- **WHAT TO DO**: Your answer should be every line of the entries that has the string "structured" in it.

- **INFORMATION SUPPLIED**:

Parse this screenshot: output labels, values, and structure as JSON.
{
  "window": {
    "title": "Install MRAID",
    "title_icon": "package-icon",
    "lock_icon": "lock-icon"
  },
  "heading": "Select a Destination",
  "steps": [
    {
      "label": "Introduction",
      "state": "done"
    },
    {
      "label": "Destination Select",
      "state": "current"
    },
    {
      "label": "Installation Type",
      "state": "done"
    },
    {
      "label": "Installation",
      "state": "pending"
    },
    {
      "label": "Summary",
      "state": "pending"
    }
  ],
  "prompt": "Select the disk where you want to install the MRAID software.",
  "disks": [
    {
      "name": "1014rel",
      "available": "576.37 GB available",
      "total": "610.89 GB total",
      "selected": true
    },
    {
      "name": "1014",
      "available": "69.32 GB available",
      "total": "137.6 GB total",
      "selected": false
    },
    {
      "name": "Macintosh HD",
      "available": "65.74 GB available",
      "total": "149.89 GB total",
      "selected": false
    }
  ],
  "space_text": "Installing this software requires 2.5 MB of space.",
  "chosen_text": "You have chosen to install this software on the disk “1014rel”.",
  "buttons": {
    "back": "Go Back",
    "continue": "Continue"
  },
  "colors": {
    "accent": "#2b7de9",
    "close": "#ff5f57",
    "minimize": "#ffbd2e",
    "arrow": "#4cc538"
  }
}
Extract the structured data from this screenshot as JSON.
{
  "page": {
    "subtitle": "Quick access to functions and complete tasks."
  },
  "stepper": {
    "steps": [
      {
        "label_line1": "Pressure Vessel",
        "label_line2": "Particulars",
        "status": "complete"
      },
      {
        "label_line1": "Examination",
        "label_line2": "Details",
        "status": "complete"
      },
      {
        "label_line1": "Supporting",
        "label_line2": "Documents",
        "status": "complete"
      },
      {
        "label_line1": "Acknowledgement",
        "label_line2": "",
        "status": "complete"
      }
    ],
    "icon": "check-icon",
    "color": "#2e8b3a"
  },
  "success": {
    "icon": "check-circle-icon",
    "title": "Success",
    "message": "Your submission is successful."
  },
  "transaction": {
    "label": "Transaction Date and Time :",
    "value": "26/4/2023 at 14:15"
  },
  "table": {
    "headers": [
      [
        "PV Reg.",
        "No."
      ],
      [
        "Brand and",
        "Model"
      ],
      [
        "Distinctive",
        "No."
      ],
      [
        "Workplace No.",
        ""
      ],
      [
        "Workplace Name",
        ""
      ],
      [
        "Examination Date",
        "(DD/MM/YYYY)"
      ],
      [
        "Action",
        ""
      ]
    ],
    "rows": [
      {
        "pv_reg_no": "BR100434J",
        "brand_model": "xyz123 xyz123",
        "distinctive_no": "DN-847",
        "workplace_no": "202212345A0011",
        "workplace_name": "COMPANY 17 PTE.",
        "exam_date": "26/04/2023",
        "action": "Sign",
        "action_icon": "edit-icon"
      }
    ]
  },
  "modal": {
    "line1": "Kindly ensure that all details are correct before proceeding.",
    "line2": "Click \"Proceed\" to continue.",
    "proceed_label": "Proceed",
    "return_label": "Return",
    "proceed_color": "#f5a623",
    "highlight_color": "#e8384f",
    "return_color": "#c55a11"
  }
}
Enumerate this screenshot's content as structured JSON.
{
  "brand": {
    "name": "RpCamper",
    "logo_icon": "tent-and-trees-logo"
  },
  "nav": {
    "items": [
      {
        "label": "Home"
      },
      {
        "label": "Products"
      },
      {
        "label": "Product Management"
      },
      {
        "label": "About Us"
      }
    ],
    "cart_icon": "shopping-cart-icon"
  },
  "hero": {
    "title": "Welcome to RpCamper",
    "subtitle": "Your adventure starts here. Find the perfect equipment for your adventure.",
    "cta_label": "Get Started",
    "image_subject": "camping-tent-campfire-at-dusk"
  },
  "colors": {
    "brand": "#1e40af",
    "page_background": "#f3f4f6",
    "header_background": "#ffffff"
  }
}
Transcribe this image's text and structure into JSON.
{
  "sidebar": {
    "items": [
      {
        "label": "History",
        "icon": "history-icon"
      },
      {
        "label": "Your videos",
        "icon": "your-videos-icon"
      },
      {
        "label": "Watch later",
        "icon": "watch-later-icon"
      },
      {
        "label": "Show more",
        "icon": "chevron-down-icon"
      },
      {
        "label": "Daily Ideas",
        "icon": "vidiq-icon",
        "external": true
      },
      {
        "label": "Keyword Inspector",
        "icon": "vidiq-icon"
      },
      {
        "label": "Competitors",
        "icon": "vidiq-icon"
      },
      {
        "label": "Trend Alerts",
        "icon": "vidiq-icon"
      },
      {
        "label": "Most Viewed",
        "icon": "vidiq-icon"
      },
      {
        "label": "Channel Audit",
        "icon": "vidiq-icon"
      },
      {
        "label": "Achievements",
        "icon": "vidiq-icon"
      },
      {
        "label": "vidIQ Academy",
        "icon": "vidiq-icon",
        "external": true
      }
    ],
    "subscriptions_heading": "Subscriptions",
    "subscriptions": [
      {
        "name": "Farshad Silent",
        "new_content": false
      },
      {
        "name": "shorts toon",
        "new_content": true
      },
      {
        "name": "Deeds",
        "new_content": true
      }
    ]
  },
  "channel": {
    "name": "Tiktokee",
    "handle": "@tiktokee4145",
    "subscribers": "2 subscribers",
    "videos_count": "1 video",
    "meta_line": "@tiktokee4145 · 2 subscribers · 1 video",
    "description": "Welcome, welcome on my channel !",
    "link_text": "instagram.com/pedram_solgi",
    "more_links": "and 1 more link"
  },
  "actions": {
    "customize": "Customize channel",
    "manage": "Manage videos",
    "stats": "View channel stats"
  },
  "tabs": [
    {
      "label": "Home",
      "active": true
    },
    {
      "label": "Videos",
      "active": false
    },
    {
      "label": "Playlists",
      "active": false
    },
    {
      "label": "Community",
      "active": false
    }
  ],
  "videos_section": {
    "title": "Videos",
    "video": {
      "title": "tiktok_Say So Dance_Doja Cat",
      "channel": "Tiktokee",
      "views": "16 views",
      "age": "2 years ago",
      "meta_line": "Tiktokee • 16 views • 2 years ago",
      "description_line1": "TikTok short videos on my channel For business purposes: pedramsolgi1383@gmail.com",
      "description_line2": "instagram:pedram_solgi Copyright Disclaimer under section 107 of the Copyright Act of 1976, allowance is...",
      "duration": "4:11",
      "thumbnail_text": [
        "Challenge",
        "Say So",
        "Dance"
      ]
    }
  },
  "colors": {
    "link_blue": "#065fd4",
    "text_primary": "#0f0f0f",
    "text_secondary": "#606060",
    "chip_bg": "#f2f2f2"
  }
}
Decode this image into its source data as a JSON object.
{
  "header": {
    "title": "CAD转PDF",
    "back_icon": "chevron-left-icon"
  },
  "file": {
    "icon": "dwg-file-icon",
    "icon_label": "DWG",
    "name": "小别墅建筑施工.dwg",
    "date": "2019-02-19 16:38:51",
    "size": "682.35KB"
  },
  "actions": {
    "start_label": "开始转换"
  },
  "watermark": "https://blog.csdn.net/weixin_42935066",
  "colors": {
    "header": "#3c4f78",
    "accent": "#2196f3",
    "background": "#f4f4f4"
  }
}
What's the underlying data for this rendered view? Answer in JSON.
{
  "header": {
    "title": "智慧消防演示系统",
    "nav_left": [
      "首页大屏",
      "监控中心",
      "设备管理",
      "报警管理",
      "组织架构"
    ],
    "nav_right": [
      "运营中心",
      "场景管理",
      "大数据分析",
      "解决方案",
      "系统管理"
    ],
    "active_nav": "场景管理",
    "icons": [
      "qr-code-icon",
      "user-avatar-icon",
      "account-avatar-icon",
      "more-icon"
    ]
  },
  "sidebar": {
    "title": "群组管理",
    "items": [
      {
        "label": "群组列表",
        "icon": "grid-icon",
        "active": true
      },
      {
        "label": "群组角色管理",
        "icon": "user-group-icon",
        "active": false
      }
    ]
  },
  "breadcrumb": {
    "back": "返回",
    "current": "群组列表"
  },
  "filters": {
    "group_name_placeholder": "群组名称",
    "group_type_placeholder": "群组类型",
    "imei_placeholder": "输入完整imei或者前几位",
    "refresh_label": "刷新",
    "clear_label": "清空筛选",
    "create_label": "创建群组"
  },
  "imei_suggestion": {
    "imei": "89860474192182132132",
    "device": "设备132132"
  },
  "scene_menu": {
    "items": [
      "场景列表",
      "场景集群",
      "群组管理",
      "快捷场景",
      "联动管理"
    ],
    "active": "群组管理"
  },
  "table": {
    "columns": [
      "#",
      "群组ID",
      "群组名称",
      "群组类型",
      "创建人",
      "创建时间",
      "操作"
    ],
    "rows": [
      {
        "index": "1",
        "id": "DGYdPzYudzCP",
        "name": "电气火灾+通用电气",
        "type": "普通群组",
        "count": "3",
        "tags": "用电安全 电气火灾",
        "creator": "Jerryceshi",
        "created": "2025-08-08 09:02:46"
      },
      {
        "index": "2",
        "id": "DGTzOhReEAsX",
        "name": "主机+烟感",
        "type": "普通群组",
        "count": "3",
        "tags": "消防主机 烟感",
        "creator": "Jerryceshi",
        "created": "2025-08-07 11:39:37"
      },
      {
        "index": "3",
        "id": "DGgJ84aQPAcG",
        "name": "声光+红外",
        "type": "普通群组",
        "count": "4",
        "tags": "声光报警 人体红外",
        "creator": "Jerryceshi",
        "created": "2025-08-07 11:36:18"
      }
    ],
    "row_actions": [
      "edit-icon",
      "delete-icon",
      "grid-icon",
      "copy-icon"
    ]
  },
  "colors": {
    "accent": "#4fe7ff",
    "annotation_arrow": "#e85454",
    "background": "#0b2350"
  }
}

- **WRITTEN ANSWER**:
Extract the structured data from this screenshot as JSON.
Enumerate this screenshot's content as structured JSON.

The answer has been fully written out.